Assignment
Among the records below, which lines contain the string "title"? Report them.

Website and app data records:

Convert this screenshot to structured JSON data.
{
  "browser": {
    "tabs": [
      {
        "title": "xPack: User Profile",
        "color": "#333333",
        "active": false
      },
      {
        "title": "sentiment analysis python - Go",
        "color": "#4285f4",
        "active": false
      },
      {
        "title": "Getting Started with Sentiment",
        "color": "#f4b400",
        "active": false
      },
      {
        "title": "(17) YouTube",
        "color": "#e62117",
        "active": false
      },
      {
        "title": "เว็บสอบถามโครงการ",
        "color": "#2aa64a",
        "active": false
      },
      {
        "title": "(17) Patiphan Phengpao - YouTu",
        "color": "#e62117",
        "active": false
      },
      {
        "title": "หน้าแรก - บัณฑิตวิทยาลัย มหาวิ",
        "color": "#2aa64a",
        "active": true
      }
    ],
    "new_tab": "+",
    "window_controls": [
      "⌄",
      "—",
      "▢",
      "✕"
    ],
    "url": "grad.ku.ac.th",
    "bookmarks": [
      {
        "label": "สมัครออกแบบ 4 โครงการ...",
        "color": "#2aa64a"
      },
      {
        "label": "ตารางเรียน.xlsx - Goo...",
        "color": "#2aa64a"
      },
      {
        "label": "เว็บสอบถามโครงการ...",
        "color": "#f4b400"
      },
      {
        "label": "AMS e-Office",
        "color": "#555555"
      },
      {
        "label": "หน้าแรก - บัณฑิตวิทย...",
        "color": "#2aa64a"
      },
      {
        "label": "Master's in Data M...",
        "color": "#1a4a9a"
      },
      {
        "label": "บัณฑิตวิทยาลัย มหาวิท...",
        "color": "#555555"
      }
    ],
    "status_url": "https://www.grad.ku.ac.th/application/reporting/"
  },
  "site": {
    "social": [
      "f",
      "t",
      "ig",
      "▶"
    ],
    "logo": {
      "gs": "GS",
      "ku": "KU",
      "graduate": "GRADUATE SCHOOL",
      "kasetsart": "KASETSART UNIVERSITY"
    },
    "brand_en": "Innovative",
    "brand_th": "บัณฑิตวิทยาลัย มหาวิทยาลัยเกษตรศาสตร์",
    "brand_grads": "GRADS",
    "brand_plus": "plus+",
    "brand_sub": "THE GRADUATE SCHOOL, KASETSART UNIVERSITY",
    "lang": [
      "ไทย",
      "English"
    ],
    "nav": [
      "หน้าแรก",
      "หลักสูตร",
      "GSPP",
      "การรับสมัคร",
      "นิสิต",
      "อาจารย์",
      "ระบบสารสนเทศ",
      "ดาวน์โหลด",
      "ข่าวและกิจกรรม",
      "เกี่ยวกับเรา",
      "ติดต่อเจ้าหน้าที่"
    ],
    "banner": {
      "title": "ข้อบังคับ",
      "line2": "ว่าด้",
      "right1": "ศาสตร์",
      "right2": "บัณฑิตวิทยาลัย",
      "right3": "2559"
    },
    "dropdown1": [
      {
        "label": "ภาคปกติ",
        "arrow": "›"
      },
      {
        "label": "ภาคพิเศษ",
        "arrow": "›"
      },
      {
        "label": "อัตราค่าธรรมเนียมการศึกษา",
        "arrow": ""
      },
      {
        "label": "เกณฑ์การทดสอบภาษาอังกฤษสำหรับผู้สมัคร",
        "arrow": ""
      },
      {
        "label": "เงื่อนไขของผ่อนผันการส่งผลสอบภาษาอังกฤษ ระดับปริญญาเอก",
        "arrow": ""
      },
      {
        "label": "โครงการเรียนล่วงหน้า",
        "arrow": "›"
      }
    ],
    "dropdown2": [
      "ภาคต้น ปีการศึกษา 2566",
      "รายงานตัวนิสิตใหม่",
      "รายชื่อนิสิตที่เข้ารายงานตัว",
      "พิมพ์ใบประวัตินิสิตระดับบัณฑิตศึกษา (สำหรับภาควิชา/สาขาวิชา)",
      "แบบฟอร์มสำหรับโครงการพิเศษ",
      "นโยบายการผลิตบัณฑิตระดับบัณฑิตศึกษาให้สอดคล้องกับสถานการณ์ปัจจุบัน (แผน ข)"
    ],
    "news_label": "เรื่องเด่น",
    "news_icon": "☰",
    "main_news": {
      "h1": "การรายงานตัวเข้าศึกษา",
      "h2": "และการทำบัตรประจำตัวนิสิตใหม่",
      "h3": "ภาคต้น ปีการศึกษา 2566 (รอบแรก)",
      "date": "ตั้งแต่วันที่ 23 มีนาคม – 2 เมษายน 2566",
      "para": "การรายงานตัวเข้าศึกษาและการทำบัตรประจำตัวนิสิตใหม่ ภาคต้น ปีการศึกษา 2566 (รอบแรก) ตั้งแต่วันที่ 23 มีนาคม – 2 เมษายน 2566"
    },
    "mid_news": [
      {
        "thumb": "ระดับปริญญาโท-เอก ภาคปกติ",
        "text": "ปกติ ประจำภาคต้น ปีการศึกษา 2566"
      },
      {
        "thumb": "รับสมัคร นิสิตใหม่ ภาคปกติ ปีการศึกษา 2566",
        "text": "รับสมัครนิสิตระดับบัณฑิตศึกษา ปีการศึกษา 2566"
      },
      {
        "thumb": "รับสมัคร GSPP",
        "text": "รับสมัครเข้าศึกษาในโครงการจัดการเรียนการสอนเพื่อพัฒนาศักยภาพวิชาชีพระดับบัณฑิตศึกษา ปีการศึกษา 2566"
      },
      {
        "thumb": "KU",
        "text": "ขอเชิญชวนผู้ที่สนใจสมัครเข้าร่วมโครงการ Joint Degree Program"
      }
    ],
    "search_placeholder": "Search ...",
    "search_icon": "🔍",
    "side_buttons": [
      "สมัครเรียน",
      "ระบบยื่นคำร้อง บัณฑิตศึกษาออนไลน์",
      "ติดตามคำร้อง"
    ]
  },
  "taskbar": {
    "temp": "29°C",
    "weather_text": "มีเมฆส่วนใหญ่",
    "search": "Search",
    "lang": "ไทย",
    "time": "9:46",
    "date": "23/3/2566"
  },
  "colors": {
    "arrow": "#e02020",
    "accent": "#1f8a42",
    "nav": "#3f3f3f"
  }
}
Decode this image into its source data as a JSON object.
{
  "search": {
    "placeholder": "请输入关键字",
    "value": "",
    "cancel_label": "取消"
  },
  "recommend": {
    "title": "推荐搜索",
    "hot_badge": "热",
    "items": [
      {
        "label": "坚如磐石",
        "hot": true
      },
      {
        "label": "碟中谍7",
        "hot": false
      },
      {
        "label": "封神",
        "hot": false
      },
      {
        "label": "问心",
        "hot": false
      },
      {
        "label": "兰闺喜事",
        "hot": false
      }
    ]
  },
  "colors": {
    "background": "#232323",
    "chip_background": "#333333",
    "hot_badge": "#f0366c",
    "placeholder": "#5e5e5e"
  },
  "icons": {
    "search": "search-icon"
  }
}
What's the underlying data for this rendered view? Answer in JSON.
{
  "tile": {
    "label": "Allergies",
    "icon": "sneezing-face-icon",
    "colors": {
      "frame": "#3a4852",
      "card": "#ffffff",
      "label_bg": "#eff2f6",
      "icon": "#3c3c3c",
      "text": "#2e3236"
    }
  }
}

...

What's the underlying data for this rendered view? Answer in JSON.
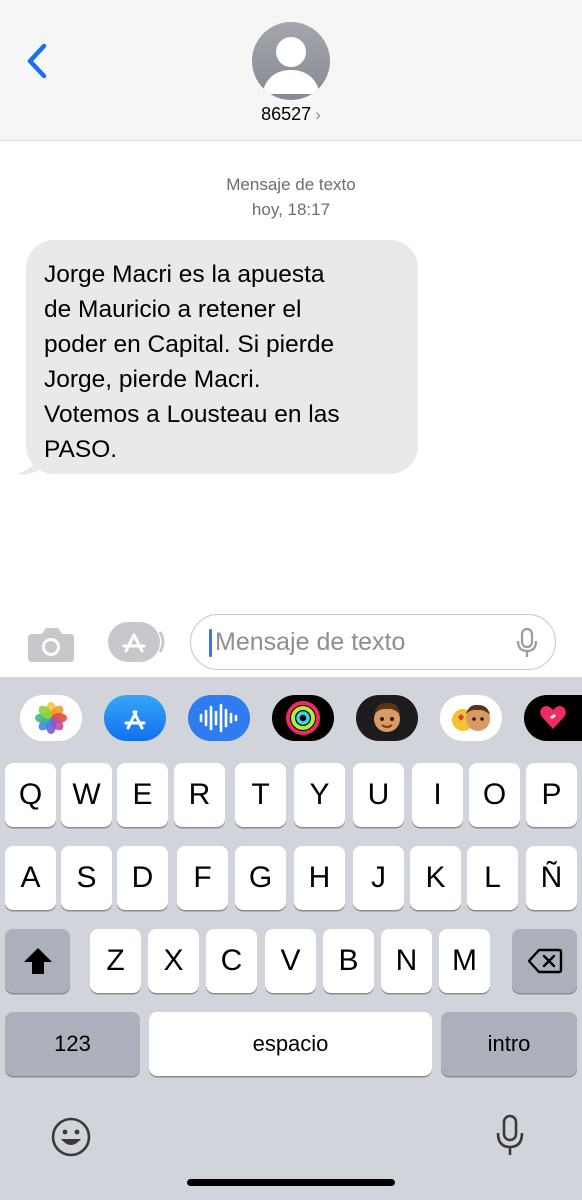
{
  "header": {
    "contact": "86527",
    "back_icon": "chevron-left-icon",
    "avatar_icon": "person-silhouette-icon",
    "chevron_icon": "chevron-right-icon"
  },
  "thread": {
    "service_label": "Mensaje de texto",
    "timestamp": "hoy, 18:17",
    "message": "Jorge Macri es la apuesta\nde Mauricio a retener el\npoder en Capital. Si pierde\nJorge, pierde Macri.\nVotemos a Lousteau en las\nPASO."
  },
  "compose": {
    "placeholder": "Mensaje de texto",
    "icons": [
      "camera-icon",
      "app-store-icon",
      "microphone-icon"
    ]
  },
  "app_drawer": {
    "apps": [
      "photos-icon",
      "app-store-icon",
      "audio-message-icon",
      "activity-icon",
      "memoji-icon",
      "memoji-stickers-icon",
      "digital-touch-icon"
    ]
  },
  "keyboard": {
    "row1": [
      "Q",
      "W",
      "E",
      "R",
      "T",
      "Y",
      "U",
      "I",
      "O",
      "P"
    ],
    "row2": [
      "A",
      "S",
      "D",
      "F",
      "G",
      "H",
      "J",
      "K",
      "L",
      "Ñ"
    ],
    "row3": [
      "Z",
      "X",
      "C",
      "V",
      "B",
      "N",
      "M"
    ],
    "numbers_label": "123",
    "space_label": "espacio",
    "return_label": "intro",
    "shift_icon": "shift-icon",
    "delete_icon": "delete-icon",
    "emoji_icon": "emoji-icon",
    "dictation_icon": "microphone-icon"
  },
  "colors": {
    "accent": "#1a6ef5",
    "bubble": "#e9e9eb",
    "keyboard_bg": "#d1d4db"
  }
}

Written response
        "title": "xPack: User Profile",
        "title": "sentiment analysis python - Go",
        "title": "Getting Started with Sentiment",
        "title": "(17) YouTube",
        "title": "เว็บสอบถามโครงการ",
        "title": "(17) Patiphan Phengpao - YouTu",
        "title": "หน้าแรก - บัณฑิตวิทยาลัย มหาวิ",
      "title": "ข้อบังคับ",
    "title": "推荐搜索",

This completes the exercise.